Int J Biochem Cell Biol. 2006;38(12):2183-95. doi: 10.1016/j.biocel.2006.06.013. Epub 2006 Jul 18.


DNA damage, cell cycle and apoptosis form a network with important implications for cancer chemotherapy. Dysfunctions of the cycle checkpoints can allow cancer cells to acquire drug resistance. Etoposide is a well-known inducer of apoptosis, which is widely used in cell biology and in clinical practice. In this work we report that a pulse of 50 microM etoposide (incubation for only 3h) on HeLa cells causes a sequence of events that leads to abnormal mitotic figures that could be followed either by cell death or, more commonly, by interphase restitution and endocycle. The endocycling polyploid cells enter immediately into mitosis and suffer metaphase blockage with multiple spindle poles, which were generally followed by a direct triggering of apoptosis from metaphase (mitotic catastrophe), or by a new process of endocycling, until surviving cells finally became apoptotic (96 h after the treatment).

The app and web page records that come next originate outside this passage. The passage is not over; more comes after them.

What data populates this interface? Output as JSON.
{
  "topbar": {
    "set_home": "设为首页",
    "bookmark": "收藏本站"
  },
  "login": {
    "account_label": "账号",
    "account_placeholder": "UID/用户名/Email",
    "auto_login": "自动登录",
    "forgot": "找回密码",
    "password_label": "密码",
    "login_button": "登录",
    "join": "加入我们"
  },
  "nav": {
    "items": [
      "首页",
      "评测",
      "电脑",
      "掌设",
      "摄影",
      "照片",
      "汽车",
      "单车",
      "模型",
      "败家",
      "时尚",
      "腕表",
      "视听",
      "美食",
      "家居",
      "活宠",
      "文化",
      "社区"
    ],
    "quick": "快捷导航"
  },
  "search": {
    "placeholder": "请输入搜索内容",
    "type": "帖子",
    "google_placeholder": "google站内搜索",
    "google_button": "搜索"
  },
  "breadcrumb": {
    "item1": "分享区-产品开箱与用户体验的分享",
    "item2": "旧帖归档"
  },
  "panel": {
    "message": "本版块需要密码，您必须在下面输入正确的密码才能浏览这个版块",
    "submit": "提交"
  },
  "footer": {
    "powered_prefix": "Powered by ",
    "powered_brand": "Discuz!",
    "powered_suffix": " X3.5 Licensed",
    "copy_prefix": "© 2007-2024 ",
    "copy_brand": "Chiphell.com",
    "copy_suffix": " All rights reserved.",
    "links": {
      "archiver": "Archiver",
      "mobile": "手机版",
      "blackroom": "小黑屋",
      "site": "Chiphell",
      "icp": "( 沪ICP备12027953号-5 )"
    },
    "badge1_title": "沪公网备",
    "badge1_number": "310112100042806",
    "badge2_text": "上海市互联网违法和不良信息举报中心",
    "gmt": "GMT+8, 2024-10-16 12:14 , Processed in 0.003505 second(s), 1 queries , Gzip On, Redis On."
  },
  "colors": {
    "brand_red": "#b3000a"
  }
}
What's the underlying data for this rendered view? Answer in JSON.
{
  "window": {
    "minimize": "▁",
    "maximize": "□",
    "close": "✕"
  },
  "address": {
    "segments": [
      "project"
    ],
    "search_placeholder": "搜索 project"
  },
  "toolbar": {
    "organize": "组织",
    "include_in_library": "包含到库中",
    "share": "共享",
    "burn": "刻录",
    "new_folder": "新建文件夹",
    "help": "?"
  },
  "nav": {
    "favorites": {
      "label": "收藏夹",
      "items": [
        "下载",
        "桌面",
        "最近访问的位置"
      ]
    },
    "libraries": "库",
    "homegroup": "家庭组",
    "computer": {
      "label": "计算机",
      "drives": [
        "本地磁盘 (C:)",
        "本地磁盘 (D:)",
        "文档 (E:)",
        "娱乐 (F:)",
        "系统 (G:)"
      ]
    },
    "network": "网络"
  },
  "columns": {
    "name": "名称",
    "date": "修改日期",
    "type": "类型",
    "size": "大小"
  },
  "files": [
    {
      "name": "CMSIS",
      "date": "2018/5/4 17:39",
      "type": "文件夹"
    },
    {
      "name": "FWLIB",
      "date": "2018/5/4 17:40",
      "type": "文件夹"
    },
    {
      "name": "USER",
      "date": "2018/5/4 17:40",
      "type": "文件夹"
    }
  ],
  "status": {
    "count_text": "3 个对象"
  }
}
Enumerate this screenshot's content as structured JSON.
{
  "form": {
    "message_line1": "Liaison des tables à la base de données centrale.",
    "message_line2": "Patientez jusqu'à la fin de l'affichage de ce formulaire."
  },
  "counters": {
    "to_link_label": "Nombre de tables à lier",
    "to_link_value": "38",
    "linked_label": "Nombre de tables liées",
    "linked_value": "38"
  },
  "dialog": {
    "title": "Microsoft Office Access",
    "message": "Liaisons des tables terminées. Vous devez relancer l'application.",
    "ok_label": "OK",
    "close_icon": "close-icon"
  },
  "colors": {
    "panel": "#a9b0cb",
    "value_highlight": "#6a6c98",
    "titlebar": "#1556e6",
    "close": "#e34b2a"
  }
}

Publication types

  • Research Support, Non-U.S. Gov't

MeSH terms

  • Antineoplastic Agents, Phytogenic / pharmacology*
  • Cell Death / drug effects
  • Cell Survival / drug effects
  • Etoposide / pharmacology*
  • Etoposide / toxicity
  • Flow Cytometry
  • HeLa Cells
  • Humans
  • Metaphase / drug effects*
  • Microscopy, Electron, Scanning
  • Polyploidy
  • Spindle Apparatus / drug effects


  • Antineoplastic Agents, Phytogenic
  • Etoposide